--- TASK INSTRUCTIONS ---
Search the entries below for "крючке", and copy each line where it appears.

Dataset rows describing interfaces
________________________________________

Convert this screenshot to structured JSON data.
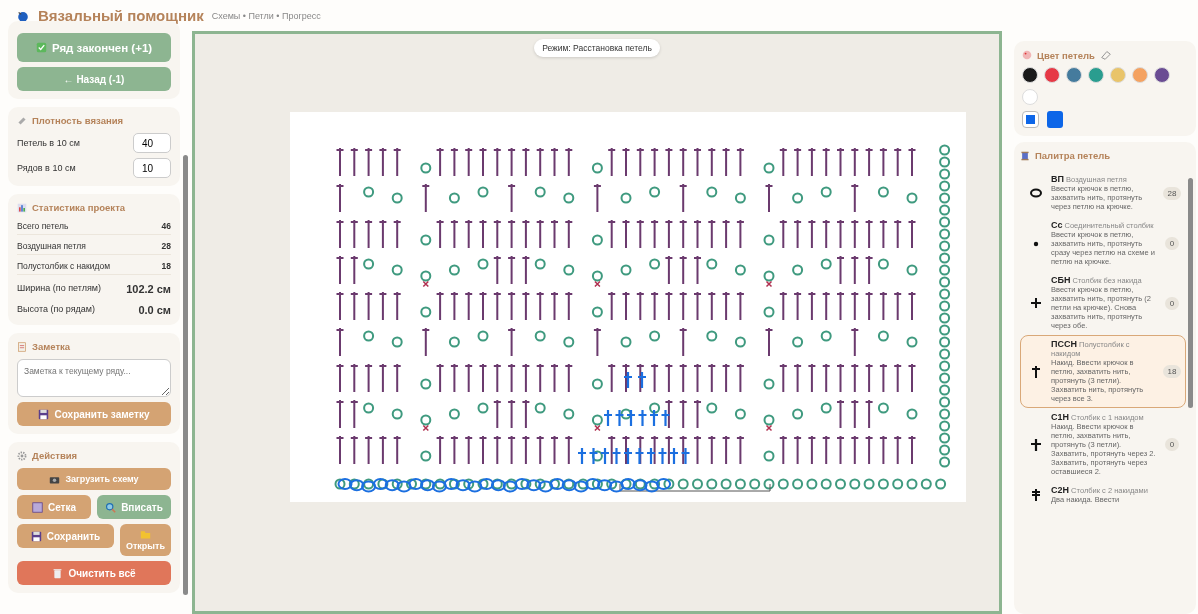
{
  "header": {
    "title": "Вязальный помощник",
    "nav": "Схемы • Петли • Прогресс"
  },
  "progress": {
    "done_button": "Ряд закончен (+1)",
    "back_button": "← Назад (-1)"
  },
  "density": {
    "title": "Плотность вязания",
    "fields": [
      {
        "label": "Петель в 10 см",
        "value": "40"
      },
      {
        "label": "Рядов в 10 см",
        "value": "10"
      }
    ]
  },
  "stats": {
    "title": "Статистика проекта",
    "rows": [
      {
        "label": "Всего петель",
        "value": "46",
        "kind": "count"
      },
      {
        "label": "Воздушная петля",
        "value": "28",
        "kind": "count"
      },
      {
        "label": "Полустолбик с накидом",
        "value": "18",
        "kind": "count"
      },
      {
        "label": "Ширина (по петлям)",
        "value": "102.2 см",
        "kind": "total"
      },
      {
        "label": "Высота (по рядам)",
        "value": "0.0 см",
        "kind": "total"
      }
    ]
  },
  "note": {
    "title": "Заметка",
    "placeholder": "Заметка к текущему ряду...",
    "save_button": "Сохранить заметку"
  },
  "actions": {
    "title": "Действия",
    "load": "Загрузить схему",
    "grid": "Сетка",
    "fit": "Вписать",
    "save": "Сохранить",
    "open": "Открыть",
    "clear": "Очистить всё"
  },
  "canvas": {
    "mode": "Режим: Расстановка петель"
  },
  "colors": {
    "title": "Цвет петель",
    "swatches": [
      {
        "color": "#1a1a1a",
        "selected": false
      },
      {
        "color": "#e63946",
        "selected": false
      },
      {
        "color": "#457b9d",
        "selected": false
      },
      {
        "color": "#2a9d8f",
        "selected": false
      },
      {
        "color": "#e9c46a",
        "selected": false
      },
      {
        "color": "#f4a261",
        "selected": false
      },
      {
        "color": "#6a4c93",
        "selected": false
      },
      {
        "color": "#ffffff",
        "selected": false
      }
    ],
    "picker": {
      "color": "#0d66e8"
    },
    "current": {
      "color": "#0d66e8"
    }
  },
  "palette": {
    "title": "Палитра петель",
    "stitches": [
      {
        "kind": "chain",
        "abbr": "ВП",
        "name": "Воздушная петля",
        "description": "Ввести крючок в петлю, захватить нить, протянуть через петлю на крючке.",
        "count": "28",
        "selected": false
      },
      {
        "kind": "slip",
        "abbr": "Сс",
        "name": "Соединительный столбик",
        "description": "Ввести крючок в петлю, захватить нить, протянуть сразу через петлю на схеме и петлю на крючке.",
        "count": "0",
        "selected": false
      },
      {
        "kind": "sc",
        "abbr": "СБН",
        "name": "Столбик без накида",
        "description": "Ввести крючок в петлю, захватить нить, протянуть (2 петли на крючке). Снова захватить нить, протянуть через обе.",
        "count": "0",
        "selected": false
      },
      {
        "kind": "hdc",
        "abbr": "ПССН",
        "name": "Полустолбик с накидом",
        "description": "Накид. Ввести крючок в петлю, захватить нить, протянуть (3 петли). Захватить нить, протянуть через все 3.",
        "count": "18",
        "selected": true
      },
      {
        "kind": "dc",
        "abbr": "С1Н",
        "name": "Столбик с 1 накидом",
        "description": "Накид. Ввести крючок в петлю, захватить нить, протянуть (3 петли). Захватить, протянуть через 2. Захватить, протянуть через оставшиеся 2.",
        "count": "0",
        "selected": false
      },
      {
        "kind": "tr",
        "abbr": "С2Н",
        "name": "Столбик с 2 накидами",
        "description": "Два накида. Ввести",
        "selected": false
      }
    ]
  }
}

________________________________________

--- EXERCISE SOLUTION ---
        "description": "Ввести крючок в петлю, захватить нить, протянуть через петлю на крючке.",
        "description": "Ввести крючок в петлю, захватить нить, протянуть сразу через петлю на схеме и петлю на крючке.",
        "description": "Ввести крючок в петлю, захватить нить, протянуть (2 петли на крючке). Снова захватить нить, протянуть через обе.",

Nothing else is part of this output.